- [Work to be completed]: Filter the entries beneath this task, copying only the lines that hold the word "Velocity".

- [Records shown]:
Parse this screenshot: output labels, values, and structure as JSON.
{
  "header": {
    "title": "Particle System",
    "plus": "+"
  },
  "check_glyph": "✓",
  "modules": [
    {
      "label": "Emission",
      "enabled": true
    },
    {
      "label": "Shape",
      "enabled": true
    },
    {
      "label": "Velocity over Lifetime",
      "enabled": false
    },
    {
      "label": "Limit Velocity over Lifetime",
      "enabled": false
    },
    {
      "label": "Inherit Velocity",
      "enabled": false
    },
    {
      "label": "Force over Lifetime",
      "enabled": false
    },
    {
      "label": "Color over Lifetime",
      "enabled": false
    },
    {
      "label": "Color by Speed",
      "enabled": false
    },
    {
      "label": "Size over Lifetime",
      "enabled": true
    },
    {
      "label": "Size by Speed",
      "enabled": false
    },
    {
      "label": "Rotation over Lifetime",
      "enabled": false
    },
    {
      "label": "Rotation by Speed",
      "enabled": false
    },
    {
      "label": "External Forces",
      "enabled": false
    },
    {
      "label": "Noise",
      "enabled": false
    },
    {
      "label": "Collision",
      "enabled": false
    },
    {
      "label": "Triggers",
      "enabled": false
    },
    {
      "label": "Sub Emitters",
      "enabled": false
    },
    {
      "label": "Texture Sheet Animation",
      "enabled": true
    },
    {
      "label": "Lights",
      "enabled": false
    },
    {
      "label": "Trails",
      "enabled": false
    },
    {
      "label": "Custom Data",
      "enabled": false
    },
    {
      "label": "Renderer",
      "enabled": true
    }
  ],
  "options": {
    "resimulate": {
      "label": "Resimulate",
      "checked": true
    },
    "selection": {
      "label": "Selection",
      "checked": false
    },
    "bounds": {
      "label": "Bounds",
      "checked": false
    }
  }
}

- [Output of the exercise]:
      "label": "Velocity over Lifetime",
      "label": "Limit Velocity over Lifetime",
      "label": "Inherit Velocity",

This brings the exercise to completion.